### Record excerpts:
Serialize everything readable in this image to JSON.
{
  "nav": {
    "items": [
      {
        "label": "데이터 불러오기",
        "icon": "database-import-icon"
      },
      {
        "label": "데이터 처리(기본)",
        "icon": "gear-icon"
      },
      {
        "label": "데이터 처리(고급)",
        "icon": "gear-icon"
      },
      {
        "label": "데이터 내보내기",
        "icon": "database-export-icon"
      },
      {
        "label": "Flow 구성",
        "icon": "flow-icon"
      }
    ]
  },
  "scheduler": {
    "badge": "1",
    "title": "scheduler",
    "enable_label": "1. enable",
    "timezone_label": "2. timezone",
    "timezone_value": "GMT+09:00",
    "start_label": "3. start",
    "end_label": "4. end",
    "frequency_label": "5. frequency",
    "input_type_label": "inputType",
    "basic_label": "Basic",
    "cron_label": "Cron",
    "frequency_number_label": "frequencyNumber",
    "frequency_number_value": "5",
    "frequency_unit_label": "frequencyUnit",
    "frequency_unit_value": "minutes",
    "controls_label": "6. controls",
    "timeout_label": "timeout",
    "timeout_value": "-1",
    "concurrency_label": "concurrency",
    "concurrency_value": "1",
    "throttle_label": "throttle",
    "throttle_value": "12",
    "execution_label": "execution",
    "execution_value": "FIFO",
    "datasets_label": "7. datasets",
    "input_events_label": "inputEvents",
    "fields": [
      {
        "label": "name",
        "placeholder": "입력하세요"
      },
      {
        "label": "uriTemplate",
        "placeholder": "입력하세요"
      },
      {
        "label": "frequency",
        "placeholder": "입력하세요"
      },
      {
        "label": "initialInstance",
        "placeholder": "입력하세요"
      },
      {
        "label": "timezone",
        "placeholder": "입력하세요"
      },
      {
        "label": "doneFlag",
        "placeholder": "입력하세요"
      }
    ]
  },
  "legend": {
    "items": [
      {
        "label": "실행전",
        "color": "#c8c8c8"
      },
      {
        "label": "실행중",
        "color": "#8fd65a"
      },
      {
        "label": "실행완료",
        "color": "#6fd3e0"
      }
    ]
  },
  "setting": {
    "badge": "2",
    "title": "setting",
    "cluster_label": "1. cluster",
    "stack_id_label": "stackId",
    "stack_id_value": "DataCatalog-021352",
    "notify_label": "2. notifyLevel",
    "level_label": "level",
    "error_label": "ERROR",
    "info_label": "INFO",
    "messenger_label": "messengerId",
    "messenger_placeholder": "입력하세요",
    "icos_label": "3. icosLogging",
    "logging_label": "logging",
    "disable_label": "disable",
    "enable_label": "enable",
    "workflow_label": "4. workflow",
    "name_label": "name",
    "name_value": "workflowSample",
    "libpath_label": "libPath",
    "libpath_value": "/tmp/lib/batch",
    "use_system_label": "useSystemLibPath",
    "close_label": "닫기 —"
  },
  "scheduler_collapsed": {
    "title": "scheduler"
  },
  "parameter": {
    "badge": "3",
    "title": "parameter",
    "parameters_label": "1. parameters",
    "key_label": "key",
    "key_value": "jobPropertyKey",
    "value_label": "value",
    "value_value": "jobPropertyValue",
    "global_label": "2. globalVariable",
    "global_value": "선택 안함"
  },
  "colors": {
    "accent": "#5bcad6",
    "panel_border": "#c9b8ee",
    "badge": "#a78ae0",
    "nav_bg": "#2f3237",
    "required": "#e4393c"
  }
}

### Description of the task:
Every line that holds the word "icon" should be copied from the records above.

### Output of the task:
        "icon": "database-import-icon"
        "icon": "gear-icon"
        "icon": "gear-icon"
        "icon": "database-export-icon"
        "icon": "flow-icon"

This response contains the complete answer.